Page and application data records:
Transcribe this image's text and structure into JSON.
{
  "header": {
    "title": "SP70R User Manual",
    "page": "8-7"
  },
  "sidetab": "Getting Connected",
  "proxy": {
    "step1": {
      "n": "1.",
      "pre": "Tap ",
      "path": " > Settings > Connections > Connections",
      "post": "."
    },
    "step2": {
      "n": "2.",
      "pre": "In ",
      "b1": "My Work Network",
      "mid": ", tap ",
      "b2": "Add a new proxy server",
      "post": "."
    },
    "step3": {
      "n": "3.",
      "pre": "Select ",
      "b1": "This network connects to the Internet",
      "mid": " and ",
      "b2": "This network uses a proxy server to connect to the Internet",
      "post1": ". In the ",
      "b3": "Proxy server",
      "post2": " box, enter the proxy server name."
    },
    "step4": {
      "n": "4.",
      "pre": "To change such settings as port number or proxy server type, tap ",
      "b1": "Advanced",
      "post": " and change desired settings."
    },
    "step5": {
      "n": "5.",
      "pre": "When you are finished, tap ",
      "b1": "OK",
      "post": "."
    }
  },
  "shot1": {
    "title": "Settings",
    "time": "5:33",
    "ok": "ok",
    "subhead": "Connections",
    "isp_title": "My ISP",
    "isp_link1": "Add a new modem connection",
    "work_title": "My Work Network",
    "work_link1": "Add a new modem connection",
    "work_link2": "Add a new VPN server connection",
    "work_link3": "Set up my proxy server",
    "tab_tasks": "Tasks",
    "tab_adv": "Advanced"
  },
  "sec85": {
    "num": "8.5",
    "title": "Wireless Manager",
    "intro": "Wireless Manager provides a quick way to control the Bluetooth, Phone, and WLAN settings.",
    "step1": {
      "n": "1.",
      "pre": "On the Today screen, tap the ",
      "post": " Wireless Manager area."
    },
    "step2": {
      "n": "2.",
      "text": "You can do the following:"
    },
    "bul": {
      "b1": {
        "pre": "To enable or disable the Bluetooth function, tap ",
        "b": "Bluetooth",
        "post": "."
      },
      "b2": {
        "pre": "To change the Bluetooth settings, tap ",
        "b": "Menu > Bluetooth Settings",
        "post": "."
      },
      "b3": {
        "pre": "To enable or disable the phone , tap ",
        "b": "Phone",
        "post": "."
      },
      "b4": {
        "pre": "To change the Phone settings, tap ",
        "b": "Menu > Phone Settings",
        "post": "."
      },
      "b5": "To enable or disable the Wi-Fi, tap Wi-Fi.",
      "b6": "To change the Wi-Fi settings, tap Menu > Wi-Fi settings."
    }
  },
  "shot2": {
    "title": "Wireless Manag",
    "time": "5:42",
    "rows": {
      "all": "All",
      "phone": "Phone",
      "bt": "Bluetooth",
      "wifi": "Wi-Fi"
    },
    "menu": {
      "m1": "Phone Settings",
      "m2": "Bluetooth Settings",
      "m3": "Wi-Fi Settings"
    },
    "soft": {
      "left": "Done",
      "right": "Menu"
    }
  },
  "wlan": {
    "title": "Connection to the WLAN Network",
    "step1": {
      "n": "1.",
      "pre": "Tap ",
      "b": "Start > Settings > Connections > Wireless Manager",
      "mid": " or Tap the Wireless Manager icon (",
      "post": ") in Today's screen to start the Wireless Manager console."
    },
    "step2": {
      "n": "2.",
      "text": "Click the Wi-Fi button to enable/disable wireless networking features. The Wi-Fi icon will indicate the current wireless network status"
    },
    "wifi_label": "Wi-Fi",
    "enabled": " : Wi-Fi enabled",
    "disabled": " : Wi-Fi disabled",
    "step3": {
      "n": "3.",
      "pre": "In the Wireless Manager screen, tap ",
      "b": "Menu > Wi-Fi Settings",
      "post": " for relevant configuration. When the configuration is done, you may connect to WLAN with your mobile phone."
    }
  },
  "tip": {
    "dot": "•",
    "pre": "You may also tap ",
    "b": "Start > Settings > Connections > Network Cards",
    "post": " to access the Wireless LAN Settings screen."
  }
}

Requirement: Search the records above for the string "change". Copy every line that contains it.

Task result:
      "pre": "To change such settings as port number or proxy server type, tap ",
      "post": " and change desired settings."
        "pre": "To change the Bluetooth settings, tap ",
        "pre": "To change the Phone settings, tap ",
      "b6": "To change the Wi-Fi settings, tap Menu > Wi-Fi settings."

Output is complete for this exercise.